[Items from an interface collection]

◆ ◆ ◆ ◆ ◆ ◆ ◆

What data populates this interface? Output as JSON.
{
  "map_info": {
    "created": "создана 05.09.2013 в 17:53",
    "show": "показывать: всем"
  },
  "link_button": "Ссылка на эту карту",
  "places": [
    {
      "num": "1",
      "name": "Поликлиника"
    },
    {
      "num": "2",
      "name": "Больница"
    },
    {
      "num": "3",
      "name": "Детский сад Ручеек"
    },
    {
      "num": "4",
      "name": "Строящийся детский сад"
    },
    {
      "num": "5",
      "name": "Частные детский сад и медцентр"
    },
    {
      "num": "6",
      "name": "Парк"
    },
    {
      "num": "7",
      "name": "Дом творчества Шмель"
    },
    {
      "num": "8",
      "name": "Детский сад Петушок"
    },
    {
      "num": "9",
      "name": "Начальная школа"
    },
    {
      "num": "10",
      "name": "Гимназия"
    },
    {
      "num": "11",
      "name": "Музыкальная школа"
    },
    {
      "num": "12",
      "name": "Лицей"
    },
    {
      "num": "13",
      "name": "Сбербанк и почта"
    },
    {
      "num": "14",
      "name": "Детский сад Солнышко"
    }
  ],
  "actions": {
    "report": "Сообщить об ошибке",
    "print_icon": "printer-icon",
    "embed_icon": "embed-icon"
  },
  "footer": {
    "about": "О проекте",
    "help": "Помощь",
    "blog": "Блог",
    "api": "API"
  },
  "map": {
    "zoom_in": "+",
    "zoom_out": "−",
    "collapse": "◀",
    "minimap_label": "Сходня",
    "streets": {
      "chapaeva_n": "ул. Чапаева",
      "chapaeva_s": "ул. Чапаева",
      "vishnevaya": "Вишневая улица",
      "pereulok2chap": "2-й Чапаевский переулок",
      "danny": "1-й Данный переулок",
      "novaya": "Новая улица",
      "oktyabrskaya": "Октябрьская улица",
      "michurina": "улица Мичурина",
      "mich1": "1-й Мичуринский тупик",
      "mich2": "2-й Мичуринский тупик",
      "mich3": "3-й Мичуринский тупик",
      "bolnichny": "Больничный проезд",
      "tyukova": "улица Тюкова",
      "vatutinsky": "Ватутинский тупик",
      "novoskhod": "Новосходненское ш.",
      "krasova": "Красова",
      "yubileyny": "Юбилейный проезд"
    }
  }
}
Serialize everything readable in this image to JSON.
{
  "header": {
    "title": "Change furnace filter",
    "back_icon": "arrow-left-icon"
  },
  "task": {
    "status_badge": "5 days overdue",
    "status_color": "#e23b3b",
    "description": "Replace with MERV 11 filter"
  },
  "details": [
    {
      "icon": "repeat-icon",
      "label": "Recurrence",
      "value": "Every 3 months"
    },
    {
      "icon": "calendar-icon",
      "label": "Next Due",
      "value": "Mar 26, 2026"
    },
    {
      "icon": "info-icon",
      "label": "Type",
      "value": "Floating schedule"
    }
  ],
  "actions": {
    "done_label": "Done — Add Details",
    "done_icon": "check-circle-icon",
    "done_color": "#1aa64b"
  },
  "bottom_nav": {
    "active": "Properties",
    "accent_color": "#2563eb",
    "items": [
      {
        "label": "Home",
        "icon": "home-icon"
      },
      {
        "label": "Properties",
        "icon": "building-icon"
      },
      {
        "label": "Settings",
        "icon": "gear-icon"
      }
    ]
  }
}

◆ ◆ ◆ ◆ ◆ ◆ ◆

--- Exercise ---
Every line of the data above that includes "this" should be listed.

--- Reply to the task ---
What data populates this interface? Output as JSON.
Serialize everything readable in this image to JSON.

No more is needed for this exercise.